If [Christ] says that “the flesh profits nothing,” then the meaning must take direction from the context of that remark. For seeing that they regarded his speech as hard and unbearable, as though he had really prescribed his flesh for them to eat [vv. 54-58], since his purpose was to assign the establishment of salvation to the Spirit, he first said, “It is the Spirit that gives life,” and only then added, “the flesh profits nothing” —toward the giving of life, of course. He also proceeds to state how he wishes “the Spirit” to be understood. “The words that I have spoken to you are spirit and life.”…And so, when establishing his teaching as the Life-giver (because the Word is spirit and life), he also said that it is his flesh, because the Word also was made flesh [see Jn 1:14]. We ought therefore to desire him in order that we may have life.
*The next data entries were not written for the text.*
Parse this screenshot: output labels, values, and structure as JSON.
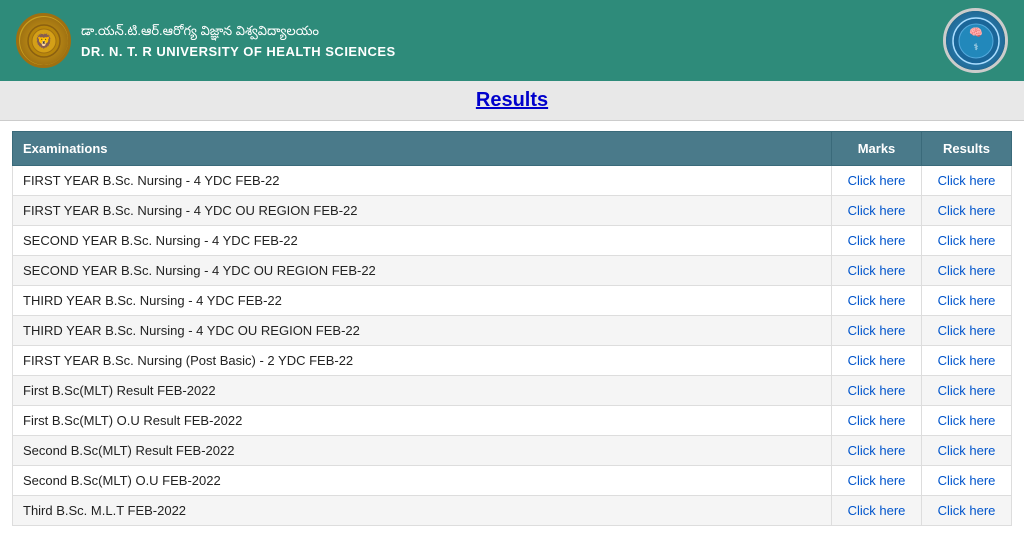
{
  "header": {
    "telugu_name": "డా.యన్.టి.ఆర్.ఆరోగ్య విజ్ఞాన విశ్వవిద్యాలయం",
    "english_name": "DR. N. T. R UNIVERSITY OF HEALTH SCIENCES",
    "logo_icon": "🏛️",
    "emblem_icon": "🎓"
  },
  "page": {
    "title": "Results"
  },
  "table": {
    "headers": {
      "exam": "Examinations",
      "marks": "Marks",
      "results": "Results"
    },
    "rows": [
      {
        "exam": "FIRST YEAR B.Sc. Nursing - 4 YDC FEB-22",
        "marks_link": "Click here",
        "results_link": "Click here"
      },
      {
        "exam": "FIRST YEAR B.Sc. Nursing - 4 YDC OU REGION FEB-22",
        "marks_link": "Click here",
        "results_link": "Click here"
      },
      {
        "exam": "SECOND YEAR B.Sc. Nursing - 4 YDC FEB-22",
        "marks_link": "Click here",
        "results_link": "Click here"
      },
      {
        "exam": "SECOND YEAR B.Sc. Nursing - 4 YDC OU REGION FEB-22",
        "marks_link": "Click here",
        "results_link": "Click here"
      },
      {
        "exam": "THIRD YEAR B.Sc. Nursing - 4 YDC FEB-22",
        "marks_link": "Click here",
        "results_link": "Click here"
      },
      {
        "exam": "THIRD YEAR B.Sc. Nursing - 4 YDC OU REGION FEB-22",
        "marks_link": "Click here",
        "results_link": "Click here"
      },
      {
        "exam": "FIRST YEAR B.Sc. Nursing (Post Basic) - 2 YDC FEB-22",
        "marks_link": "Click here",
        "results_link": "Click here"
      },
      {
        "exam": "First B.Sc(MLT) Result FEB-2022",
        "marks_link": "Click here",
        "results_link": "Click here"
      },
      {
        "exam": "First B.Sc(MLT) O.U Result FEB-2022",
        "marks_link": "Click here",
        "results_link": "Click here"
      },
      {
        "exam": "Second B.Sc(MLT) Result FEB-2022",
        "marks_link": "Click here",
        "results_link": "Click here"
      },
      {
        "exam": "Second B.Sc(MLT) O.U FEB-2022",
        "marks_link": "Click here",
        "results_link": "Click here"
      },
      {
        "exam": "Third B.Sc. M.L.T FEB-2022",
        "marks_link": "Click here",
        "results_link": "Click here"
      }
    ]
  }
}
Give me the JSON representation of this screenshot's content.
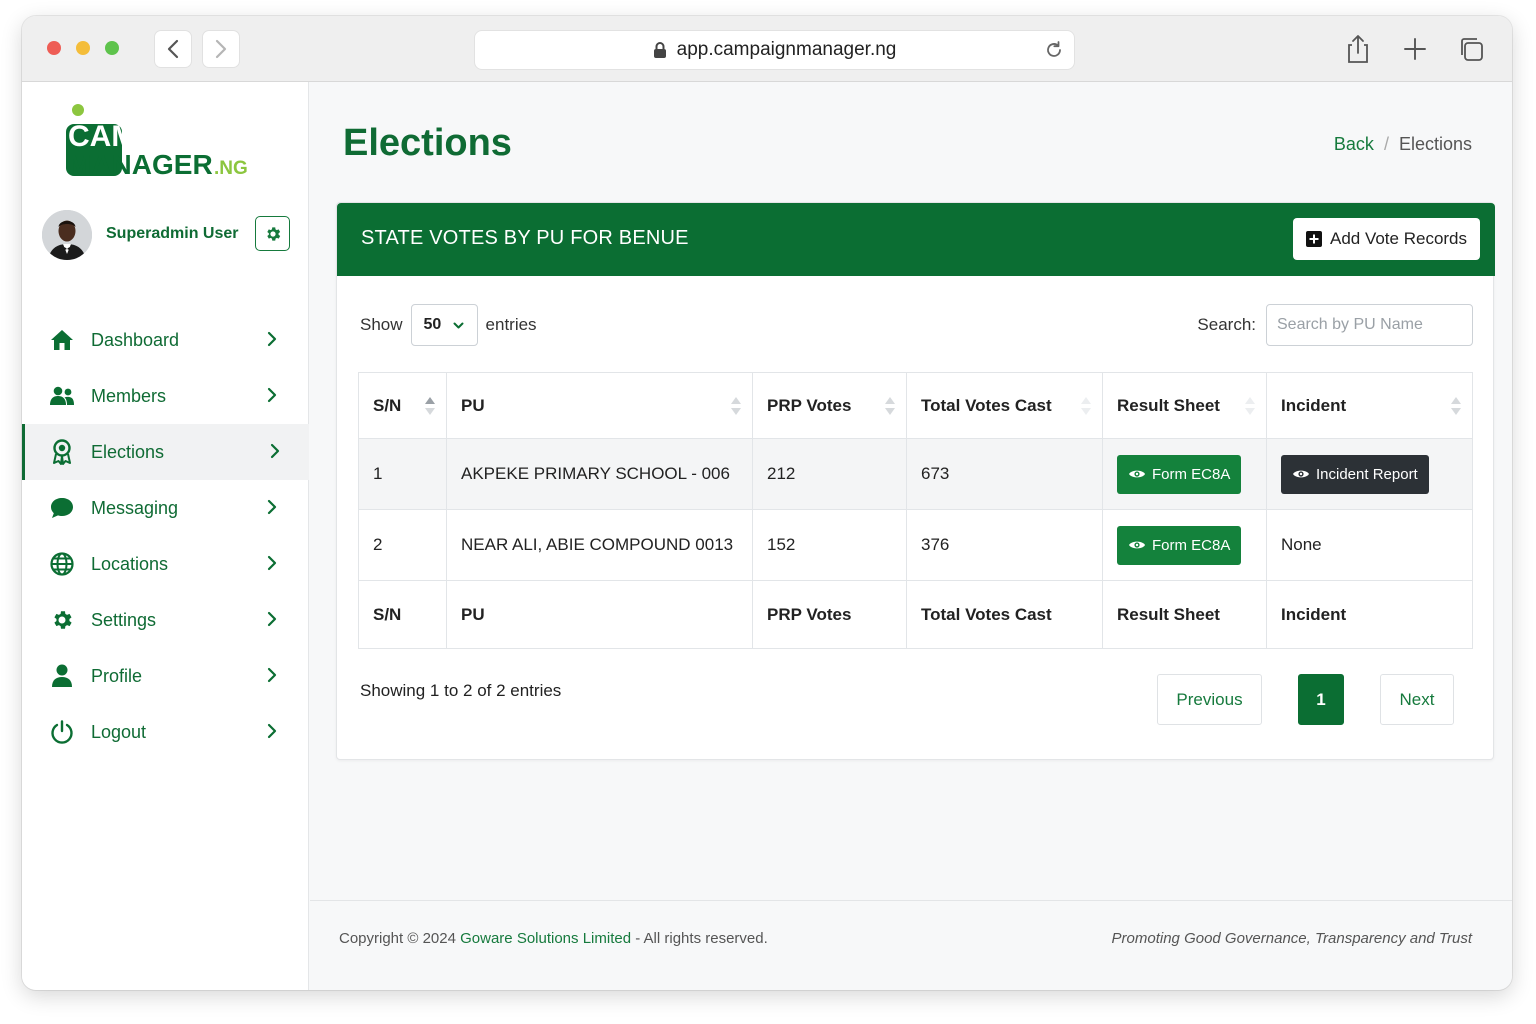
{
  "browser": {
    "url": "app.campaignmanager.ng"
  },
  "brand": {
    "logo_line1": "CAMPAIGN",
    "logo_line2": "MANAGER",
    "logo_suffix": ".NG",
    "primary_color": "#0b6e33",
    "accent_color": "#8cc63f"
  },
  "user": {
    "name": "Superadmin User"
  },
  "sidebar": {
    "items": [
      {
        "label": "Dashboard",
        "icon": "home-icon"
      },
      {
        "label": "Members",
        "icon": "users-icon"
      },
      {
        "label": "Elections",
        "icon": "award-icon",
        "active": true
      },
      {
        "label": "Messaging",
        "icon": "chat-icon"
      },
      {
        "label": "Locations",
        "icon": "globe-icon"
      },
      {
        "label": "Settings",
        "icon": "gear-icon"
      },
      {
        "label": "Profile",
        "icon": "user-icon"
      },
      {
        "label": "Logout",
        "icon": "power-icon"
      }
    ]
  },
  "page": {
    "title": "Elections",
    "breadcrumb": {
      "back": "Back",
      "separator": "/",
      "current": "Elections"
    }
  },
  "card": {
    "title": "STATE VOTES BY PU FOR BENUE",
    "add_button": "Add Vote Records"
  },
  "table_controls": {
    "show_label": "Show",
    "entries_value": "50",
    "entries_label": "entries",
    "search_label": "Search:",
    "search_placeholder": "Search by PU Name"
  },
  "table": {
    "columns": [
      "S/N",
      "PU",
      "PRP Votes",
      "Total Votes Cast",
      "Result Sheet",
      "Incident"
    ],
    "rows": [
      {
        "sn": "1",
        "pu": "AKPEKE PRIMARY SCHOOL - 006",
        "prp_votes": "212",
        "total_votes": "673",
        "result_sheet": "Form EC8A",
        "incident": "Incident Report"
      },
      {
        "sn": "2",
        "pu": "NEAR ALI, ABIE COMPOUND 0013",
        "prp_votes": "152",
        "total_votes": "376",
        "result_sheet": "Form EC8A",
        "incident": "None"
      }
    ]
  },
  "pagination": {
    "info": "Showing 1 to 2 of 2 entries",
    "previous": "Previous",
    "current": "1",
    "next": "Next"
  },
  "footer": {
    "copyright_prefix": "Copyright © 2024",
    "company": "Goware Solutions Limited",
    "copyright_suffix": "- All rights reserved.",
    "tagline": "Promoting Good Governance, Transparency and Trust"
  }
}
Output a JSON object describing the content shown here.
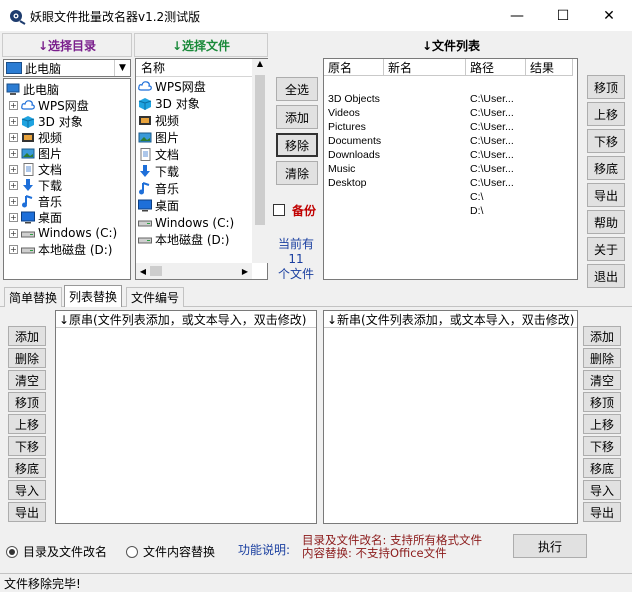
{
  "window": {
    "title": "妖眼文件批量改名器v1.2测试版",
    "min_glyph": "—",
    "max_glyph": "☐",
    "close_glyph": "✕"
  },
  "dir_panel": {
    "header": "↓选择目录",
    "combo_value": "此电脑",
    "tree": [
      {
        "label": "此电脑",
        "icon": "computer-icon",
        "expand": false
      },
      {
        "label": "WPS网盘",
        "icon": "cloud-icon",
        "expand": true
      },
      {
        "label": "3D 对象",
        "icon": "cube-icon",
        "expand": true
      },
      {
        "label": "视频",
        "icon": "video-icon",
        "expand": true
      },
      {
        "label": "图片",
        "icon": "picture-icon",
        "expand": true
      },
      {
        "label": "文档",
        "icon": "document-icon",
        "expand": true
      },
      {
        "label": "下载",
        "icon": "download-icon",
        "expand": true
      },
      {
        "label": "音乐",
        "icon": "music-icon",
        "expand": true
      },
      {
        "label": "桌面",
        "icon": "desktop-icon",
        "expand": true
      },
      {
        "label": "Windows (C:)",
        "icon": "drive-icon",
        "expand": true
      },
      {
        "label": "本地磁盘 (D:)",
        "icon": "drive-icon",
        "expand": true
      }
    ]
  },
  "file_panel": {
    "header": "↓选择文件",
    "col_name": "名称",
    "items": [
      {
        "label": "WPS网盘",
        "icon": "cloud-icon"
      },
      {
        "label": "3D 对象",
        "icon": "cube-icon"
      },
      {
        "label": "视频",
        "icon": "video-icon"
      },
      {
        "label": "图片",
        "icon": "picture-icon"
      },
      {
        "label": "文档",
        "icon": "document-icon"
      },
      {
        "label": "下载",
        "icon": "download-icon"
      },
      {
        "label": "音乐",
        "icon": "music-icon"
      },
      {
        "label": "桌面",
        "icon": "desktop-icon"
      },
      {
        "label": "Windows (C:)",
        "icon": "drive-icon"
      },
      {
        "label": "本地磁盘 (D:)",
        "icon": "drive-icon"
      }
    ]
  },
  "middle": {
    "select_all": "全选",
    "add": "添加",
    "remove": "移除",
    "clear": "清除",
    "backup_label": "备份",
    "count_line1": "当前有",
    "count_value": "11",
    "count_line2": "个文件"
  },
  "file_list": {
    "header": "↓文件列表",
    "columns": [
      "原名",
      "新名",
      "路径",
      "结果"
    ],
    "rows": [
      {
        "orig": "",
        "new": "",
        "path": "",
        "result": ""
      },
      {
        "orig": "3D Objects",
        "new": "",
        "path": "C:\\User...",
        "result": ""
      },
      {
        "orig": "Videos",
        "new": "",
        "path": "C:\\User...",
        "result": ""
      },
      {
        "orig": "Pictures",
        "new": "",
        "path": "C:\\User...",
        "result": ""
      },
      {
        "orig": "Documents",
        "new": "",
        "path": "C:\\User...",
        "result": ""
      },
      {
        "orig": "Downloads",
        "new": "",
        "path": "C:\\User...",
        "result": ""
      },
      {
        "orig": "Music",
        "new": "",
        "path": "C:\\User...",
        "result": ""
      },
      {
        "orig": "Desktop",
        "new": "",
        "path": "C:\\User...",
        "result": ""
      },
      {
        "orig": "",
        "new": "",
        "path": "C:\\",
        "result": ""
      },
      {
        "orig": "",
        "new": "",
        "path": "D:\\",
        "result": ""
      }
    ]
  },
  "right_buttons": [
    "移顶",
    "上移",
    "下移",
    "移底",
    "导出",
    "帮助",
    "关于",
    "退出"
  ],
  "tabs": [
    "简单替换",
    "列表替换",
    "文件编号"
  ],
  "left_list": {
    "header": "↓原串(文件列表添加，或文本导入，双击修改)",
    "buttons": [
      "添加",
      "删除",
      "清空",
      "移顶",
      "上移",
      "下移",
      "移底",
      "导入",
      "导出"
    ]
  },
  "right_list": {
    "header": "↓新串(文件列表添加，或文本导入，双击修改)",
    "buttons": [
      "添加",
      "删除",
      "清空",
      "移顶",
      "上移",
      "下移",
      "移底",
      "导入",
      "导出"
    ]
  },
  "bottom": {
    "radio1": "目录及文件改名",
    "radio2": "文件内容替换",
    "func_label": "功能说明:",
    "func_desc1": "目录及文件改名: 支持所有格式文件",
    "func_desc2": "内容替换: 不支持Office文件",
    "execute": "执行"
  },
  "status": "文件移除完毕!"
}
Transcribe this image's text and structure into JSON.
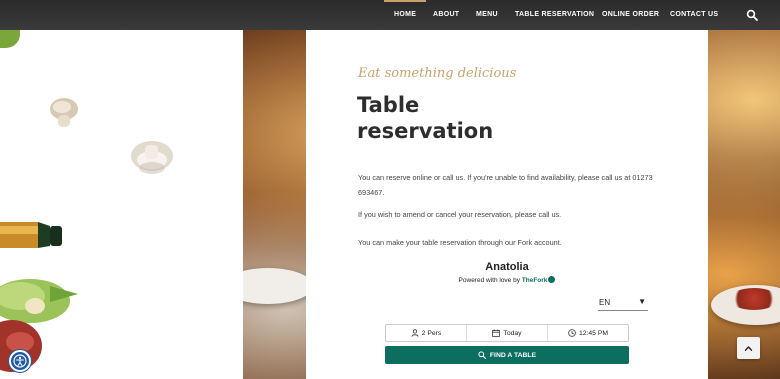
{
  "nav": {
    "items": [
      {
        "label": "HOME",
        "active": true
      },
      {
        "label": "ABOUT",
        "active": false
      },
      {
        "label": "MENU",
        "active": false
      },
      {
        "label": "TABLE RESERVATION",
        "active": false
      },
      {
        "label": "ONLINE ORDER",
        "active": false
      },
      {
        "label": "CONTACT US",
        "active": false
      }
    ],
    "search_icon": "search-icon"
  },
  "content": {
    "tagline": "Eat something delicious",
    "heading": "Table reservation",
    "paragraph_1": "You can reserve online or call us. If you're unable to find availability, please call us at 01273 693467.",
    "paragraph_2": "If you wish to amend or cancel your reservation, please call us.",
    "paragraph_3": "You can make your table reservation through our Fork account."
  },
  "widget": {
    "restaurant_name": "Anatolia",
    "powered_prefix": "Powered with love by",
    "powered_brand": "TheFork",
    "language": "EN",
    "people": "2 Pers",
    "date": "Today",
    "time": "12:45 PM",
    "find_button": "FIND A TABLE",
    "brand_color": "#0b6e5f"
  },
  "colors": {
    "nav_bg": "#2b2b2b",
    "accent_gold": "#c9a26b",
    "accessibility_blue": "#1f5aa8"
  }
}
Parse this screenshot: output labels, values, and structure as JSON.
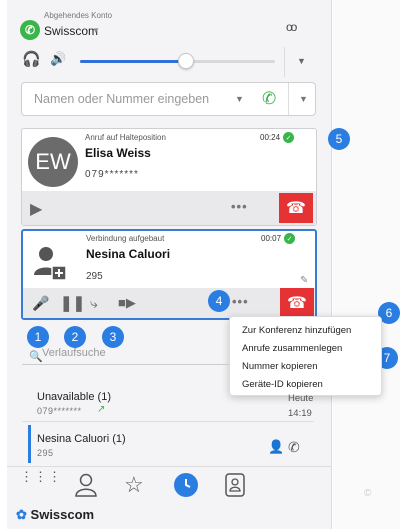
{
  "account": {
    "caption": "Abgehendes Konto",
    "name": "Swisscom",
    "icon": "phone-app-icon"
  },
  "volume": {
    "level": 0.55
  },
  "search": {
    "placeholder": "Namen oder Nummer eingeben",
    "value": ""
  },
  "calls": [
    {
      "initials": "EW",
      "status": "Anruf auf Halteposition",
      "duration": "00:24",
      "name": "Elisa Weiss",
      "number": "079*******"
    },
    {
      "status": "Verbindung aufgebaut",
      "duration": "00:07",
      "name": "Nesina Caluori",
      "number": "295"
    }
  ],
  "context_menu": {
    "items": [
      "Zur Konferenz hinzufügen",
      "Anrufe zusammenlegen",
      "Nummer kopieren",
      "Geräte-ID kopieren"
    ]
  },
  "badges": [
    "1",
    "2",
    "3",
    "4",
    "5",
    "6",
    "7"
  ],
  "history": {
    "search_placeholder": "Verlaufsuche",
    "entries": [
      {
        "name": "Unavailable (1)",
        "number": "079*******",
        "day": "Heute",
        "time": "14:19"
      },
      {
        "name": "Nesina Caluori (1)",
        "number": "295"
      }
    ]
  },
  "brand": "Swisscom",
  "colors": {
    "accent": "#2a7de1",
    "call_green": "#39b54a",
    "hangup_red": "#e53235"
  }
}
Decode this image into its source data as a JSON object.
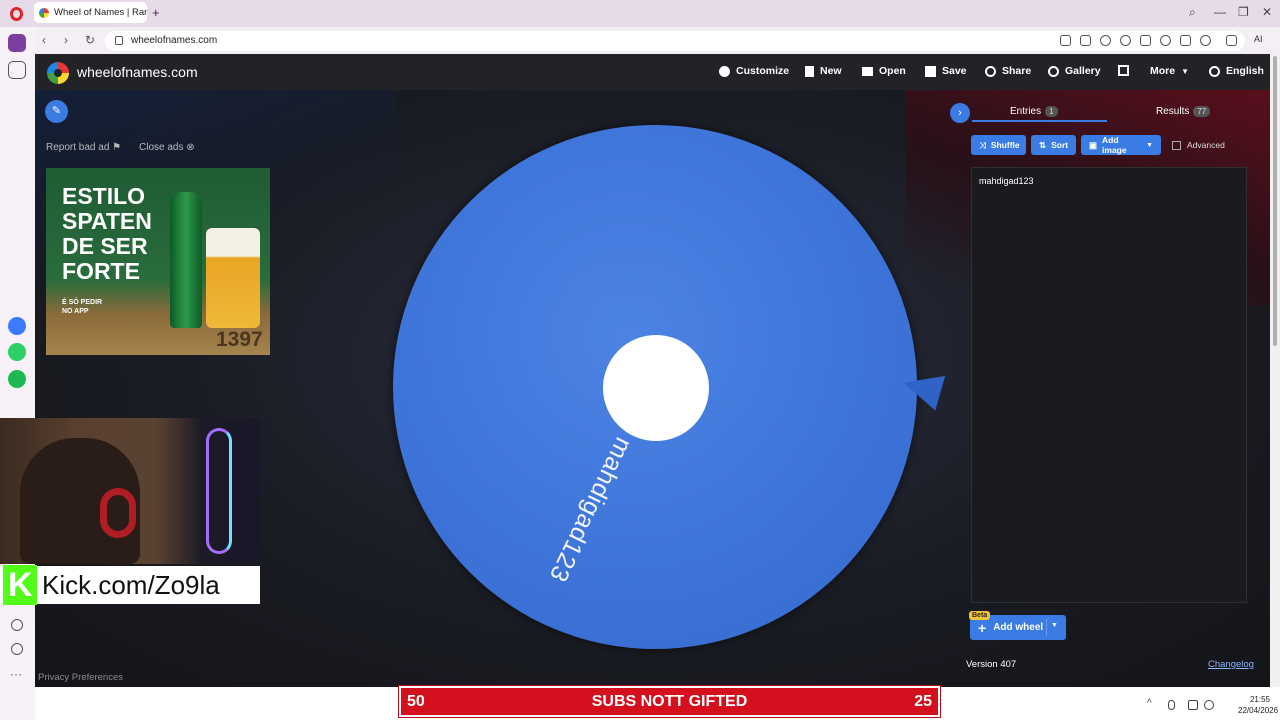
{
  "browser": {
    "tab_title": "Wheel of Names | Rando",
    "new_tab": "+",
    "window_controls": [
      "search-icon",
      "minimize-icon",
      "restore-icon",
      "close-icon"
    ],
    "url": "wheelofnames.com",
    "ai_label": "AI"
  },
  "site": {
    "title": "wheelofnames.com",
    "menu": [
      {
        "label": "Customize",
        "icon": "palette-icon"
      },
      {
        "label": "New",
        "icon": "file-icon"
      },
      {
        "label": "Open",
        "icon": "folder-icon"
      },
      {
        "label": "Save",
        "icon": "save-icon"
      },
      {
        "label": "Share",
        "icon": "share-icon"
      },
      {
        "label": "Gallery",
        "icon": "search-icon"
      },
      {
        "label": "",
        "icon": "fullscreen-icon"
      },
      {
        "label": "More",
        "icon": "chevron-down-icon"
      },
      {
        "label": "English",
        "icon": "globe-icon"
      }
    ]
  },
  "ads": {
    "report": "Report bad ad",
    "close": "Close ads",
    "headline": "ESTILO SPATEN DE SER FORTE",
    "headline_lines": [
      "ESTILO",
      "SPATEN",
      "DE SER",
      "FORTE"
    ],
    "small_lines": [
      "É SÓ PEDIR",
      "NO APP"
    ],
    "number": "1397"
  },
  "wheel": {
    "label": "mahdigad123",
    "color": "#3d73d8"
  },
  "panel": {
    "entries_label": "Entries",
    "entries_count": "1",
    "results_label": "Results",
    "results_count": "77",
    "shuffle": "Shuffle",
    "sort": "Sort",
    "add_image": "Add image",
    "advanced": "Advanced",
    "entries_text": "mahdigad123",
    "beta": "Beta",
    "add_wheel": "Add wheel",
    "version": "Version 407",
    "changelog": "Changelog"
  },
  "footer": {
    "privacy": "Privacy Preferences"
  },
  "stream": {
    "kick_url": "Kick.com/Zo9la",
    "sub_left": "50",
    "sub_center": "SUBS NOTT GIFTED",
    "sub_right": "25"
  },
  "taskbar": {
    "time": "21:55",
    "date": "22/04/2026"
  },
  "colors": {
    "accent": "#3b7be4",
    "kick_green": "#53fc18",
    "sub_bar": "#d4101e"
  }
}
We ought to devour him with the ear and to ruminate on him with the mind and to digest him by faith.Tertullian: On the Resurrection of the Flesh 37 — Ancient Faith Study Bible
On the whole, incorporating both of these approaches in the notes is fine in my book. I think Tertullian’s reflection offers useful depth as long as it does not remain in isolation from the sacramental reality, which Cyril of Alexandria covers in another note.
Finally, I ran into a note on John 5:29 by Gregory of Nazianzus, where he clearly teaches a view of salvation that depends on works as well as faith:
Those who have done good shall go into the resurrection of life, now hidden in Christ and to be manifested hereafter with him. And those who have done evil shall go into the resurrection of judgment to which those who have not believed have been condemned already by the word, which judges them. Some will be welcomed by the unspeakable light and the vision of the holy and royal Trinity, which now shines on them with greater brilliancy and purity and unites itself wholly to the whole soul….The others…must endure the being outcast from God and the shame of conscience which has no limit.Gregory of Nazianzus: On His Father’s Silence, Oration 16.9 — Ancient Faith Study Bible
Incidentally, there are no notes at all on the famous passage in Ephesians 2:8-9, where Paul says “For you are saved by grace through faith, and this is not from yourselves; it is God’s gift—not from works so that no one can boast.” (CSB)
As a final note, I found that the information pages and insets are very friendly to Catholicism. There is a biography of Athanasius which unabashedly states that Athanasius was a bishop, and that he fled to Pope Julius I in Rome during one of his exiles. If the publishers had a mind to downplay the hierarchy of the early church, they could have called Athanasius an “overseer.” The biography of Jerome also states that he was ordained a priest. Again, the publisher could have easily said that he was “presbyter” to avoid the connection with modern Catholic priests.
Overall, I am greatly enjoying this bible, and I think it could be a great resource for many Catholics, even though it lacks the deuterocanonical books. The incredible wealth of notes from the church fathers provide useful spiritual insights and a welcome theological view of Scripture. I’ll touch on the CSB translation in part 2.